By: Jim Saric
Jim owns Jim Saric Outdoors, Inc., which is dedicated to elevating the sport of musky fishing.
Conditions were unseasonably warm for a September day, but any day in early fall that's not raining or windy, I’ll take it. We had seen several muskies, but at this point we had only managed to catch one small one. With the afternoon sun at its warmest, we were fishing a point with a shallow reef right at the end. I cast my large minnowbait toward the high point of the reef, let the lure sit for a moment, and made one jerk on the lure. Before the lure could pause, the water exploded. I don’t think the water was more than six inches deep where the lure landed, but the big musky couldn’t wait for its meal to swim away from the reef. The tremendous battle was on as this giant musky was determined to spend less time out of the water than underwater! Finally, after several spectacular jumps, we managed to land the giant. My heart rate was aerobic after this crazy battle, because at no point did I feel in control of this fish.
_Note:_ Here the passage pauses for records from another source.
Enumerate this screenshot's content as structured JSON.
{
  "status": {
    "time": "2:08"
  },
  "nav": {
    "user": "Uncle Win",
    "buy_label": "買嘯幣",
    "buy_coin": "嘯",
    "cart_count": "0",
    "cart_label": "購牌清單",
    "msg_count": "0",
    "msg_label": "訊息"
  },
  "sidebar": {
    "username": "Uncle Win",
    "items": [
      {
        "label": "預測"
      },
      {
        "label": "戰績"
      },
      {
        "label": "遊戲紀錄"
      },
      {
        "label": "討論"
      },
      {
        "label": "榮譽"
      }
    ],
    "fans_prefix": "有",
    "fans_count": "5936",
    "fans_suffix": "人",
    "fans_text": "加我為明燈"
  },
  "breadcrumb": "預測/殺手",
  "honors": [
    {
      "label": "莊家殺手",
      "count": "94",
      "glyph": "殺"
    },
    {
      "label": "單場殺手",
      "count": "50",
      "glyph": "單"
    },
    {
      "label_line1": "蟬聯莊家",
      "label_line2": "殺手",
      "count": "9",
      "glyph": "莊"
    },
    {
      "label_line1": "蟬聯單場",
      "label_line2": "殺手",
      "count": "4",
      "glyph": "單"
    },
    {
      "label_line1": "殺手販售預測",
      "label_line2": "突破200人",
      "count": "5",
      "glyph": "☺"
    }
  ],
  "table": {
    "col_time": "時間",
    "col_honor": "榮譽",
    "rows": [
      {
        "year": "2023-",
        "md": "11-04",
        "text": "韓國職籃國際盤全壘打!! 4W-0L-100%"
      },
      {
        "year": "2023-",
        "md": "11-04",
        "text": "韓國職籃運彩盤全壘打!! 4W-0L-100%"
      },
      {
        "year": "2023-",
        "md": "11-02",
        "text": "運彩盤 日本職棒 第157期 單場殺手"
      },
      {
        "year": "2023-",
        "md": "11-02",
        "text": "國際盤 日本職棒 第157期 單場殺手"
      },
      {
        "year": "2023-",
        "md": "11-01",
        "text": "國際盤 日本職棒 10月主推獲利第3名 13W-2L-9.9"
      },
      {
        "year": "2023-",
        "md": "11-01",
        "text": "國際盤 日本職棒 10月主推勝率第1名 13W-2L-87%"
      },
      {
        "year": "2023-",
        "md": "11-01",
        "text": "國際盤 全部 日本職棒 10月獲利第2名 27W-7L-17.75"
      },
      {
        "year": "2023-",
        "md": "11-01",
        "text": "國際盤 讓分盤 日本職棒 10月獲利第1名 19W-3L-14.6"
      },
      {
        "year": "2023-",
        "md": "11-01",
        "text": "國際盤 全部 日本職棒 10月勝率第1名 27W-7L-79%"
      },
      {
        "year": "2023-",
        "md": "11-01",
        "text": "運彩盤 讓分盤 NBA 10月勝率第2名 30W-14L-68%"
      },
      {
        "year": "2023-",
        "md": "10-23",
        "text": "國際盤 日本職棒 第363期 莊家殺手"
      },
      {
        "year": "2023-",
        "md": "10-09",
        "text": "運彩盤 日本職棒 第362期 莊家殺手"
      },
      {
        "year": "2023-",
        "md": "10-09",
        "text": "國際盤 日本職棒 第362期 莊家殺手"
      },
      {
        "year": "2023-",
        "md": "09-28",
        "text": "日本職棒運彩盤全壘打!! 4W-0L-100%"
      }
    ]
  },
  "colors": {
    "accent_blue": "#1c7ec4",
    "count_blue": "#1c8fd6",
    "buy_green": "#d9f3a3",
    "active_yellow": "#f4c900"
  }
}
It’s what trophy musky fishing is all about, and Cedar Lake is loaded with trophy muskies.
Although Cedar Lake is a known summer musky hot spot, few anglers seem to fish in September. My friends and I were virtually alone on Cedar Lake in September and had a great time at Cedar Lake Lodge, an island camp that is perfectly situated on Cedar Lake. Lodge owner Al Rempel is a musky angler and can help put you on the muskies. He understands the needs of musky anglers and makes sure you have everything you need for your stay, and more!
Cedar Lake is like three different waters. The west end is clear and has deep weeds and rocks. It’s traditional “lake-trout” looking water, but holds lots of big muskies. The central portion of the lake has a bloom-type color with shallow weeds, rocks and small islands, and the east end of the lake is tea-stained with both rocks and weeds. So, depending upon the weather conditions you can fish clear or stained water, and easily fish different water types throughout the day.
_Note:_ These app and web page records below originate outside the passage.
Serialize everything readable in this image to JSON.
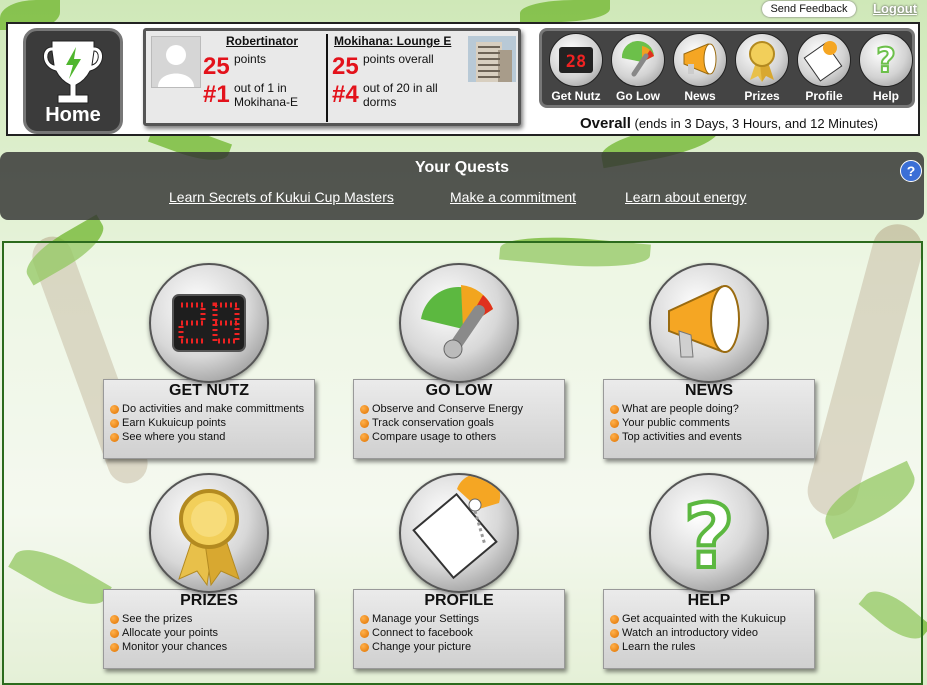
{
  "topbar": {
    "feedback_label": "Send Feedback",
    "logout_label": "Logout"
  },
  "home": {
    "label": "Home"
  },
  "player": {
    "name": "Robertinator",
    "points": "25",
    "points_label": "points",
    "rank": "#1",
    "rank_text": "out of 1 in Mokihana-E"
  },
  "team": {
    "name": "Mokihana: Lounge E",
    "points": "25",
    "points_label": "points overall",
    "rank": "#4",
    "rank_text": "out of 20 in all dorms"
  },
  "nav": [
    {
      "label": "Get Nutz",
      "icon": "scoreboard-icon"
    },
    {
      "label": "Go Low",
      "icon": "gauge-icon"
    },
    {
      "label": "News",
      "icon": "megaphone-icon"
    },
    {
      "label": "Prizes",
      "icon": "ribbon-icon"
    },
    {
      "label": "Profile",
      "icon": "profile-card-icon"
    },
    {
      "label": "Help",
      "icon": "question-mark-icon"
    }
  ],
  "nav_score_display": "28",
  "overall": {
    "label": "Overall",
    "detail": "(ends in 3 Days, 3 Hours, and 12 Minutes)"
  },
  "quests": {
    "title": "Your Quests",
    "links": [
      "Learn Secrets of Kukui Cup Masters",
      "Make a commitment",
      "Learn about energy"
    ],
    "help": "?"
  },
  "tiles": [
    {
      "title": "GET NUTZ",
      "icon": "scoreboard-icon",
      "items": [
        "Do activities and make committments",
        "Earn Kukuicup points",
        "See where you stand"
      ]
    },
    {
      "title": "GO LOW",
      "icon": "gauge-icon",
      "items": [
        "Observe and Conserve Energy",
        "Track conservation goals",
        "Compare usage to others"
      ]
    },
    {
      "title": "NEWS",
      "icon": "megaphone-icon",
      "items": [
        "What are people doing?",
        "Your public comments",
        "Top activities and events"
      ]
    },
    {
      "title": "PRIZES",
      "icon": "ribbon-icon",
      "items": [
        "See the prizes",
        "Allocate your points",
        "Monitor your chances"
      ]
    },
    {
      "title": "PROFILE",
      "icon": "profile-card-icon",
      "items": [
        "Manage your Settings",
        "Connect to facebook",
        "Change your picture"
      ]
    },
    {
      "title": "HELP",
      "icon": "question-mark-icon",
      "items": [
        "Get acquainted with the Kukuicup",
        "Watch an introductory video",
        "Learn the rules"
      ]
    }
  ],
  "colors": {
    "accent_red": "#e3121b",
    "bullet_orange": "#e07200",
    "leaf_green": "#6fb52c"
  }
}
In fall, you’ll still see muskies using weeds, but you’ll see more muskies starting to use rocks. So you’ll have more options to evaluate. Don’t be afraid to check real shallow in early fall, when you experience the first few cold nights after summer, as the muskies can be ultra-shallow.
If you’re looking for a fall adventure, why not consider Cedar Lake, as you might have some giant muskies all to yourself.